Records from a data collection
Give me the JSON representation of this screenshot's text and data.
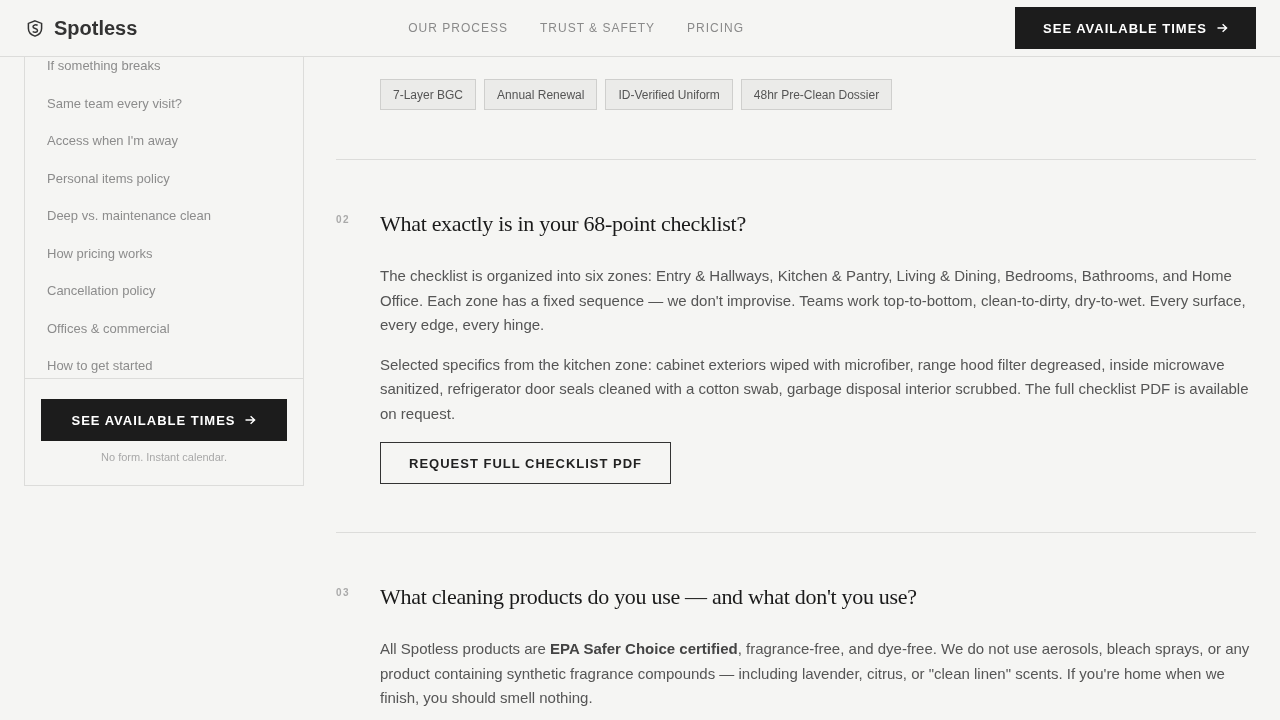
{
  "header": {
    "logo": "Spotless",
    "nav": [
      "OUR PROCESS",
      "TRUST & SAFETY",
      "PRICING"
    ],
    "cta": "SEE AVAILABLE TIMES"
  },
  "sidebar": {
    "items": [
      "If something breaks",
      "Same team every visit?",
      "Access when I'm away",
      "Personal items policy",
      "Deep vs. maintenance clean",
      "How pricing works",
      "Cancellation policy",
      "Offices & commercial",
      "How to get started"
    ],
    "cta": "SEE AVAILABLE TIMES",
    "note": "No form. Instant calendar."
  },
  "tags": [
    "7-Layer BGC",
    "Annual Renewal",
    "ID-Verified Uniform",
    "48hr Pre-Clean Dossier"
  ],
  "sections": [
    {
      "number": "02",
      "title": "What exactly is in your 68-point checklist?",
      "paragraphs": [
        "The checklist is organized into six zones: Entry & Hallways, Kitchen & Pantry, Living & Dining, Bedrooms, Bathrooms, and Home Office. Each zone has a fixed sequence — we don't improvise. Teams work top-to-bottom, clean-to-dirty, dry-to-wet. Every surface, every edge, every hinge.",
        "Selected specifics from the kitchen zone: cabinet exteriors wiped with microfiber, range hood filter degreased, inside microwave sanitized, refrigerator door seals cleaned with a cotton swab, garbage disposal interior scrubbed. The full checklist PDF is available on request."
      ],
      "button": "REQUEST FULL CHECKLIST PDF"
    },
    {
      "number": "03",
      "title": "What cleaning products do you use — and what don't you use?",
      "paragraphs": [
        "All Spotless products are **EPA Safer Choice certified**, fragrance-free, and dye-free. We do not use aerosols, bleach sprays, or any product containing synthetic fragrance compounds — including lavender, citrus, or \"clean linen\" scents. If you're home when we finish, you should smell nothing."
      ]
    }
  ]
}
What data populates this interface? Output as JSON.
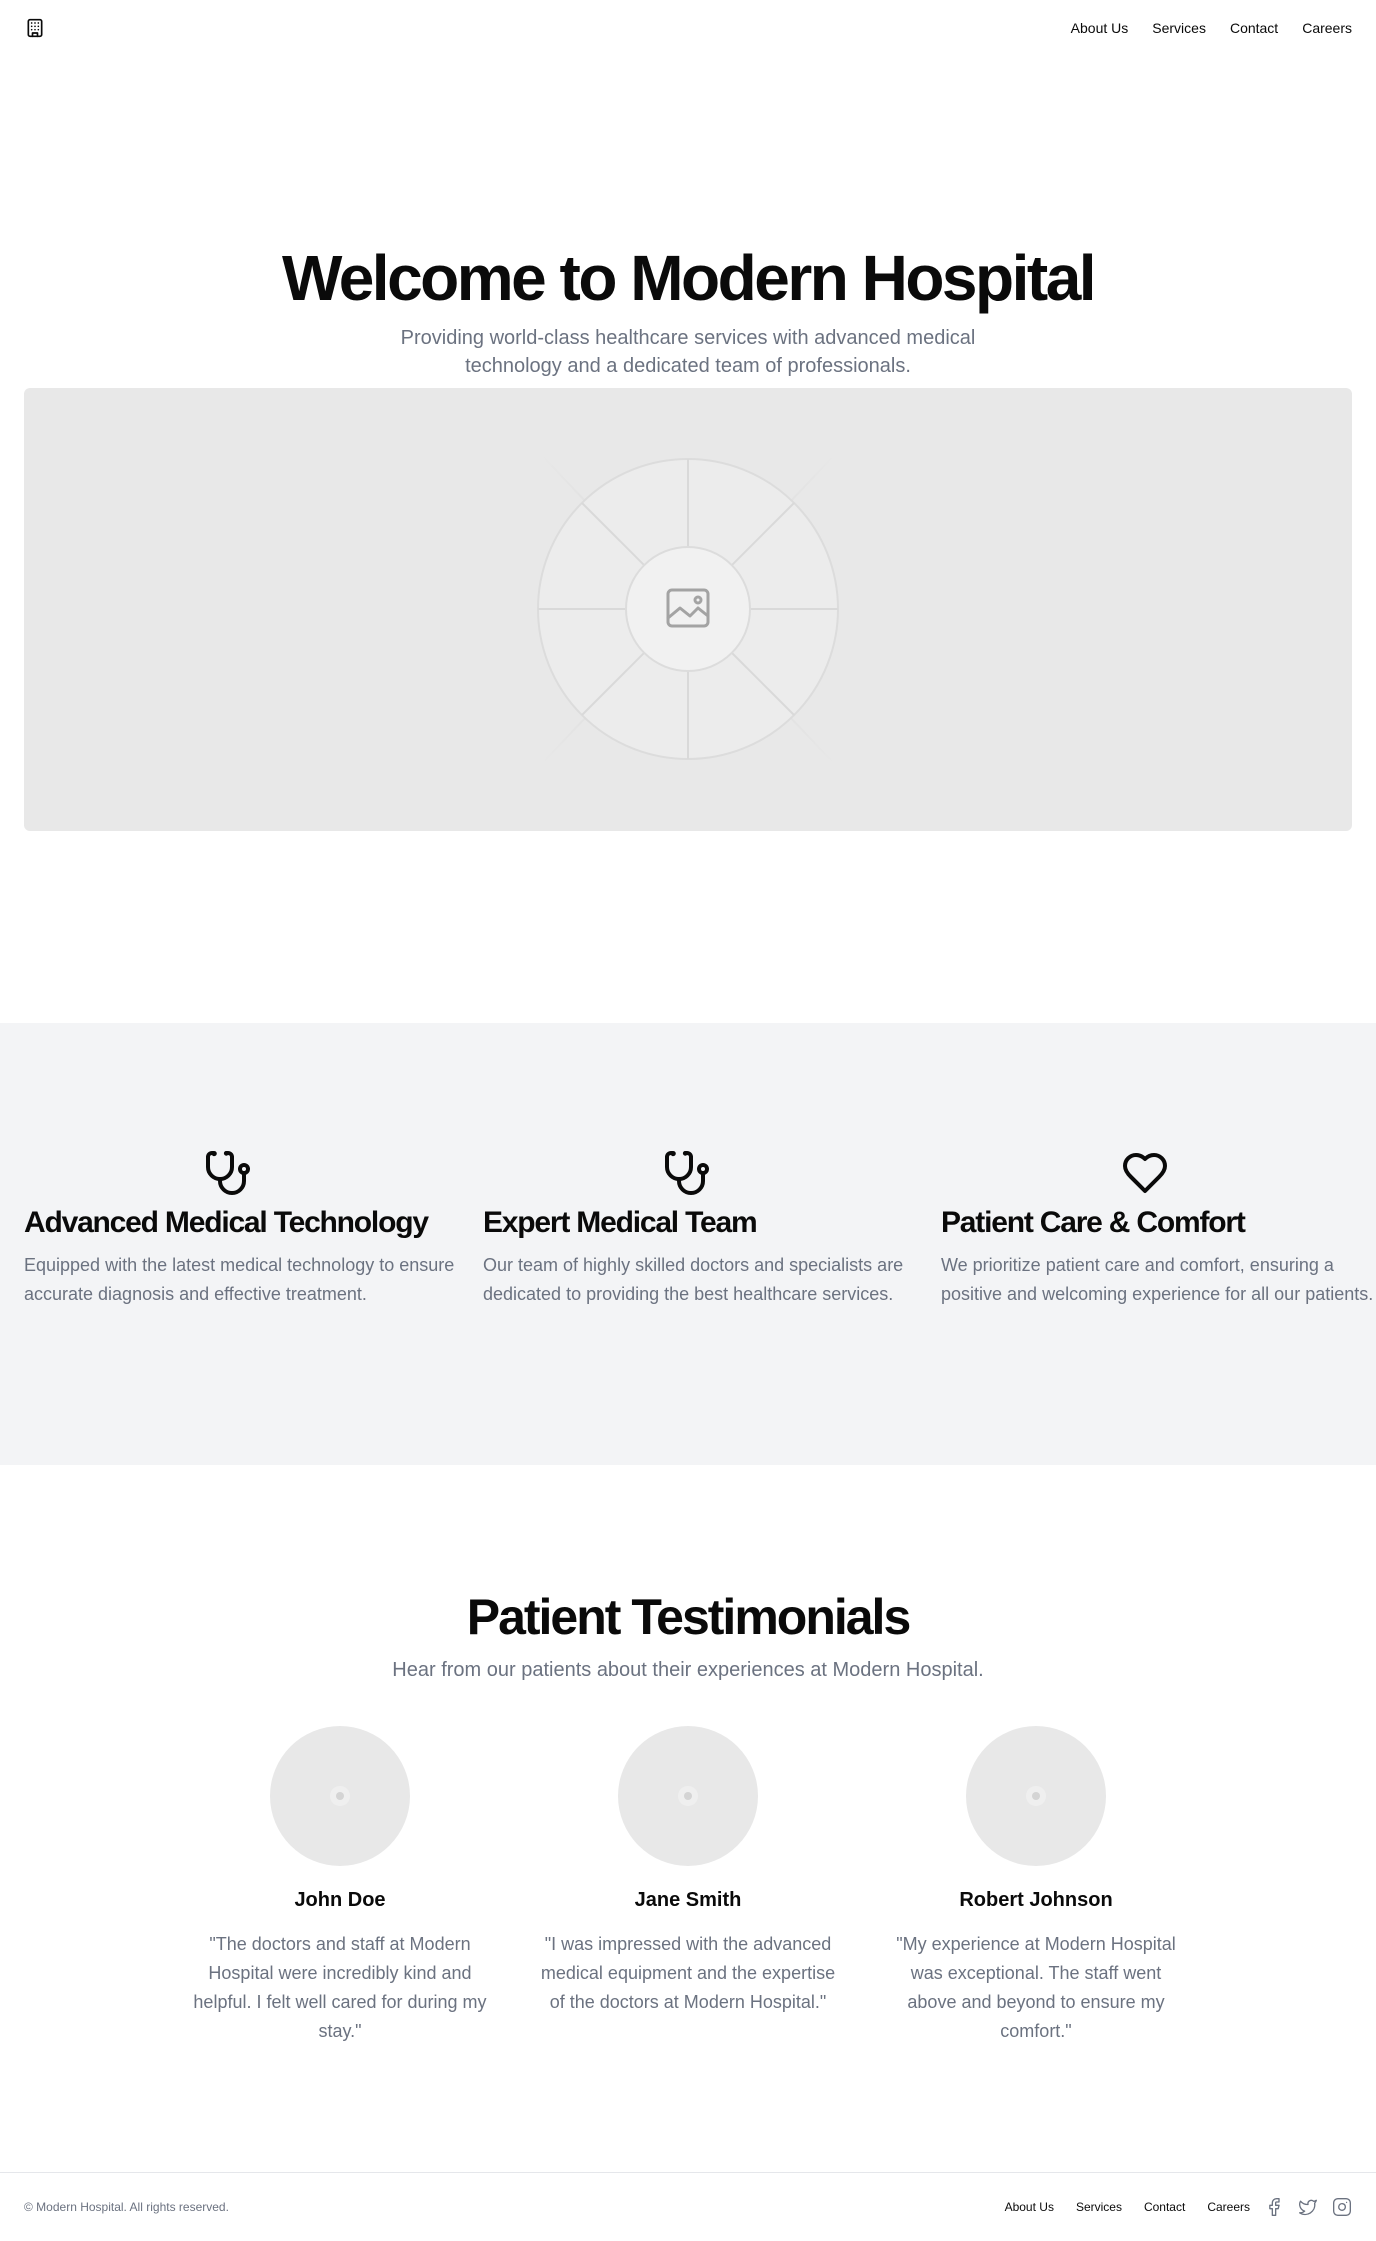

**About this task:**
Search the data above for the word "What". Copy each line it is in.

**Task answer:**
      "title": "What exactly is in your 68-point checklist?",
      "title": "What cleaning products do you use — and what don't you use?",
What data populates this interface? Output as JSON.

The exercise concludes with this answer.